By Kaitlin Miller
Posted 12.07.2011 at 11:05 am 2 Comments
High-energy radiation and atomic oxygen wreak havoc on satellite parts. To evaluate the durability of materials being developed for future satellites, the U.S. Naval Research Laboratory is running samples through a space-based torture test called MISSE-8. Astronauts bolted a platform full of one-inch samples of mirror coatings, laser-tuning crystals, structural foam and other materials to the outside of the International Space Station, where it will remain for just over two years.
When it comes to solving the growing space junk problem, solutions range from catching it in giant nets to blasting it from orbit with lasers--and these are DARPA’s and NASA’s best plans, respectively. By contrast, the Naval Research Laboratory has a scheme that seems much more feasible, though fraught with negative consequences: using a cloud of tungsten dust to create atmospheric drag at orbital altitudes, deorbiting the thousands of pieces of tiny space junk whirling about the heavens.

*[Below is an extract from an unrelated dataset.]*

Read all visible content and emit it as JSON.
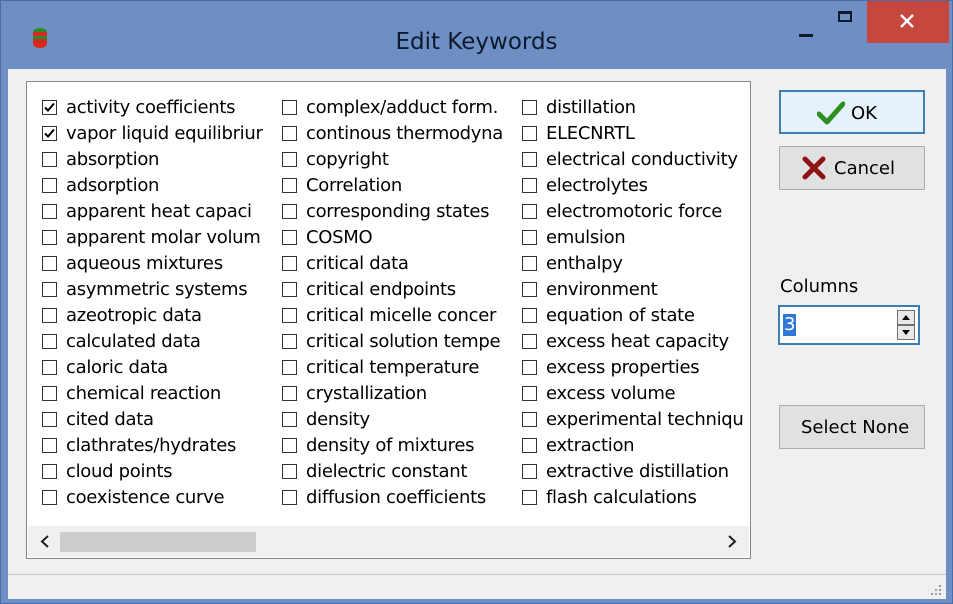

Five amazing, clean technologies that will set us free, in this month's energy-focused issue. Also: how to build a better bomb detector, the robotic toys that are raising your children, a human catapult, the world's smallest arcade, and much more.